McDonald’s Fries Are Made of Potatoes—and a Whole Bunch of Other Stuff
Are Mickey D’s fries made of real potatoes?
Why yes, they are—a mix of Russet Burbanks and Umatilla Russets, to be exact—according to the latest installment of the fast-food giant’s “Our Food. Your Questions” campaign.
McDonald’s released the behind-the-making video for its french fries after launching the campaign with a viral clip about what goes into the McRib. Just as Mythbusters host Grant Imahara previously defended the famous pork sandwich, in this clip he attempts to disprove myths surrounding the popular McDonald's side.
He even goes to a field where some of the starchy tubers are grown and digs one up.
“See? A real potato,” Koko Neher of McDonald’s supplier Simplot tells Imahara. “This is where it all begins.”
That the fries are made with actual produce may not persuade the fast food–averse to rush to the nearest drive-through.
A companion video reveals that more goes into the fries—18 more ingredients, to be precise. Those include salt, myriad types of oils, milk, and beef flavor.
Concerned about the longest word on the ingredient list, "dimethylpolysiloxane"? We all need to relax, Imahara suggests.
“I know it sounds scary, but it’s actually an anti-foaming agent,” he says.
It all adds up to 337 calories and 17 grams of fat.
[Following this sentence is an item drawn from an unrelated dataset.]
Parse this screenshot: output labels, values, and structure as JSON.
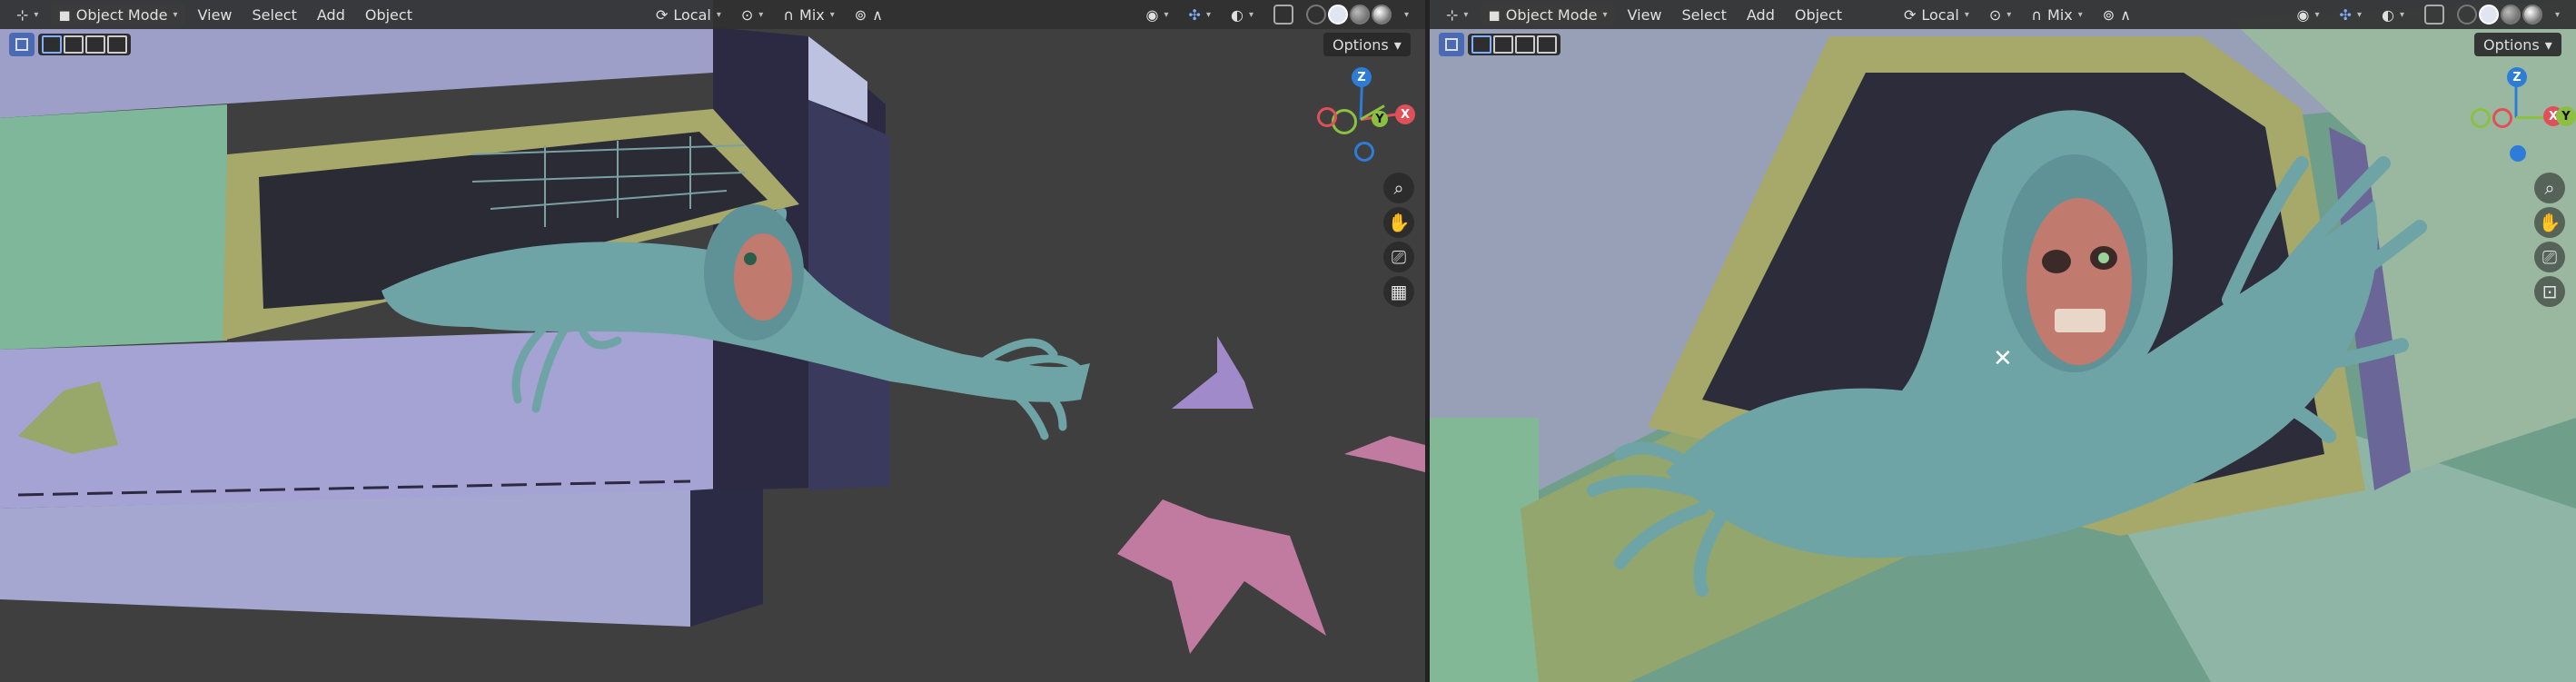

Whether Americans will buy into McDonald’s aggressive marketing of late is yet to be seen, but its decline in sales in 2014 indicate that customers will keep driving past the Golden Arches unless the company takes a page from its fast-casual competition.